* [Work required] Match the string "kind" against each line below, and copy every line that matches.

----------

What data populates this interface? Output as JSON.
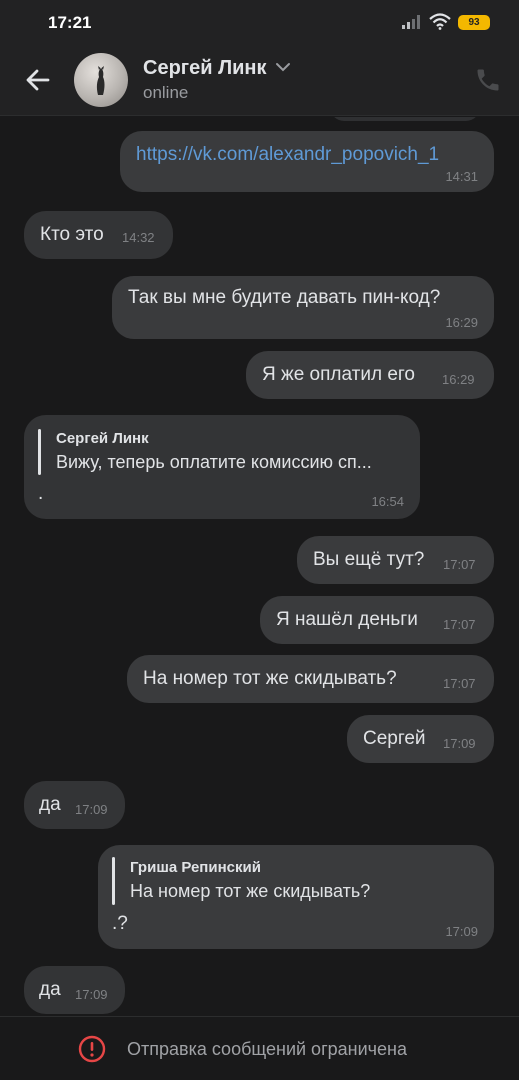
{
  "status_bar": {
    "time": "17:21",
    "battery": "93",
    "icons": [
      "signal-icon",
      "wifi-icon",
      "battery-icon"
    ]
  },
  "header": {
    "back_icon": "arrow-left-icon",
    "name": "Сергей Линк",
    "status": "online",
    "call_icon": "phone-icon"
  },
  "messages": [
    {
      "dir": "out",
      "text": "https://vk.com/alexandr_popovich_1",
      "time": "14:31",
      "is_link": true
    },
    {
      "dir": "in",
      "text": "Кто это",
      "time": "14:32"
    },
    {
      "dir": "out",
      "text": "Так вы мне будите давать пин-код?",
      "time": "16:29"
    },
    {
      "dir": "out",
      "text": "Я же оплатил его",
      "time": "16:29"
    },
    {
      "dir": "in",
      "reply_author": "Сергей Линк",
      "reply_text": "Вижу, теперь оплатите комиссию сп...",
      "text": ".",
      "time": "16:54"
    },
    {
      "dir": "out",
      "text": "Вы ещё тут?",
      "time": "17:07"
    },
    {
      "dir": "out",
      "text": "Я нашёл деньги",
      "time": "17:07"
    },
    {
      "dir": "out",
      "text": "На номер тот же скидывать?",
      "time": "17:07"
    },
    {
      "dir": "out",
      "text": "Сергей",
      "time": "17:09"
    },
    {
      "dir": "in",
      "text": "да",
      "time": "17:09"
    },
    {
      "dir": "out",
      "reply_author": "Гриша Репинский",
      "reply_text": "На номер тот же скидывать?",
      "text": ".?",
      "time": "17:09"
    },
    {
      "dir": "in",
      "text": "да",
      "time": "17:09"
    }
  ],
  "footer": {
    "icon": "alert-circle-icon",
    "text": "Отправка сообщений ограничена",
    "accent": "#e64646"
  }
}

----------

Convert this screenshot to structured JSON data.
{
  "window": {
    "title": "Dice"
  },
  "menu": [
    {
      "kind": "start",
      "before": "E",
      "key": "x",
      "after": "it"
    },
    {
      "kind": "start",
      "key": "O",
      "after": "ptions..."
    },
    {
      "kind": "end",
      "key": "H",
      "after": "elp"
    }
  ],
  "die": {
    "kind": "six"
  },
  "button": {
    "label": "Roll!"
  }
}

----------

* [Solution]
      "kind": "start",
      "kind": "start",
      "kind": "end",
    "kind": "six"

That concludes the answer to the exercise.